“There are so many dynamics when looking at a group,” Stocks said. “There has to be some predisposition to it. There are biological components and peer pressure components.”
Lawson wrote that CAPS has many psychological services students can turn to if they suspect they are suffering from an eating disorder.
“Students can make an appointment with a CAPS counselor, or they could request an Eating Patterns Assessment — a special group of three sessions designed specifically to get a better understanding of the role of food, mood and exercise in the life of a student,” Lawson wrote.
Lawson also described another service at CAPS called Stories of Recovery, which is a support group for students working to overcome eating disorders and is led by professionals in the field.
In addition, staffers at CAPS and UHS work together to treat students who are struggling with eating disorders, as the doctors and registered dieticians at UHS collaborate with the counselors and social workers at CAPS to provide the best treatment plan for students, Stocks said.
And though there are many resources for students on campus to help them with these particular issues, Stocks said it is a little more difficult to treat college students than other patients.
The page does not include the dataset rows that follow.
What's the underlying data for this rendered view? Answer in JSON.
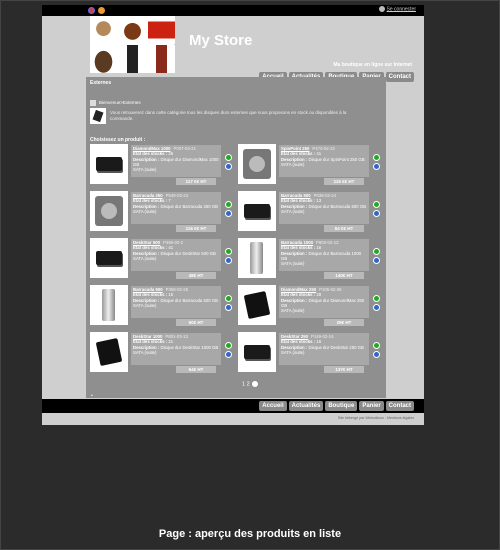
{
  "topbar": {
    "login": "Se connecter"
  },
  "header": {
    "title": "My Store",
    "tagline": "Ma boutique en ligne sur Internet"
  },
  "nav": [
    "Accueil",
    "Actualités",
    "Boutique",
    "Panier",
    "Contact"
  ],
  "category": {
    "section_title": "Externes",
    "breadcrumb": "Bienvenue>Externes",
    "description": "Vous retrouverez dans cette catégorie tous les disques durs externes que nous proposons en stock ou disponibles à la commande.",
    "choose_label": "Choisissez un produit :"
  },
  "products": [
    {
      "name": "DiamondMax 1000",
      "ref": "P007-03-21",
      "stock": "26",
      "desc": "Disque dur DiamondMax 1000 GB",
      "desc_more": "SATA (suite)",
      "price": "117 €€ HT"
    },
    {
      "name": "SpinPoint 250",
      "ref": "P470-02-22",
      "stock": "41",
      "desc": "Disque dur SpinPoint 250 GB",
      "desc_more": "SATA (suite)",
      "price": "115 €€ HT"
    },
    {
      "name": "Barracuda 250",
      "ref": "P549-03-23",
      "stock": "7",
      "desc": "Disque dur Barracuda 250 GB",
      "desc_more": "SATA (suite)",
      "price": "116 €€ HT"
    },
    {
      "name": "Barracuda 500",
      "ref": "P038-02-24",
      "stock": "13",
      "desc": "Disque dur Barracuda 500 GB",
      "desc_more": "SATA (suite)",
      "price": "64 €€ HT"
    },
    {
      "name": "DeskStar 500",
      "ref": "P496-03-2",
      "stock": "41",
      "desc": "Disque dur DeskStar 500 GB",
      "desc_more": "SATA (suite)",
      "price": "48€ HT"
    },
    {
      "name": "Barracuda 1000",
      "ref": "P903-02-12",
      "stock": "16",
      "desc": "Disque dur Barracuda 1000 GB",
      "desc_more": "SATA (suite)",
      "price": "140€ HT"
    },
    {
      "name": "Barracuda 500",
      "ref": "P368-02-25",
      "stock": "15",
      "desc": "Disque dur Barracuda 500 GB",
      "desc_more": "SATA (suite)",
      "price": "50€ HT"
    },
    {
      "name": "DiamondMax 250",
      "ref": "P105-02-26",
      "stock": "28",
      "desc": "Disque dur DiamondMax 250 GB",
      "desc_more": "SATA (suite)",
      "price": "29€ HT"
    },
    {
      "name": "DeskStar 1000",
      "ref": "P801-03-13",
      "stock": "21",
      "desc": "Disque dur DeskStar 1000 GB",
      "desc_more": "SATA (suite)",
      "price": "54€ HT"
    },
    {
      "name": "DeskStar 250",
      "ref": "P149-02-16",
      "stock": "16",
      "desc": "Disque dur DeskStar 250 GB",
      "desc_more": "SATA (suite)",
      "price": "137€ HT"
    }
  ],
  "labels": {
    "stock": "Etat des stocks :",
    "desc": "Description :"
  },
  "pager": {
    "pages": "1 2"
  },
  "footer": {
    "credits": "Site hébergé par Webcalloos - Mentions légales"
  },
  "caption": "Page : aperçu des produits en liste"
}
One of the most effective forms of treatment for people with eating disorders, Stocks said, is the Maudsley method, which relies on a family support system to help a patient through his or her condition.
“Students in college are generally farther away from their family,” Stocks said. “This makes it more of a challenge to treat students in a college setting.”
Some students were surprised by how many students on campus have or have had an eating disorder. LSA freshmen Megan Baker and Brennan Schiller said they haven’t seen a lot of issues with disordered eating on campus, but they have noticed students’ struggles to remain thin.
“I’ve noticed a lot of people are really conscientious, they’ll go work out right after they eat,” Schiller said.
Some studies have claimed that certain groups within a university contribute to increased levels of eating disorders on college campuses. These include a study published in February in Northwestern University’s research journal “Sex Roles,” which suggests that the sorority rush process leads to increased levels of eating disorders and body shame among college-aged women.
The study — called “Here’s Looking at You: Self-Objectification, Body Image Disturbance, and Sorority Rush” — focused on 127 freshman women at “a U.S. Midwestern university,” according to the study’s abstract. The women, some of who went through the process of rush and some who didn’t, took four online surveys about eating habits and self-esteem at four different times during and after the rush process.
The study found that women who went through the rush process responded more positively to the questions about disordered eating and body self-objectification, as compared to more negative responses from women who didn’t participate in rush.
Some University experts, however, are not convinced that this finding is entirely accurate.
Lawson wrote that she believes that eating concerns are an issue in any living community and that the Greek community should not be singled out.
“I think it’s important to reach out to the Greek community around body image and eating concerns, but it’s also important to reach out to all communities at (the University),” Lawson wrote. “Eating disorders affect men and women of all races, ethnicities, socio-economic classes and backgrounds, and aren’t bound to what or who we may think has one.”
LSA freshman Jill Clancy, who went through the recruitment process this semester, said though she never felt any pressure to feel thin or look a certain way, she said many girls are often conscious of their appearances.
“I hate to say this but some (sororities) do have the certain stereotype to be the blonde Barbie,” Clancy said. “I had a good rush experience, but I think a lot of it is about stereotypes.”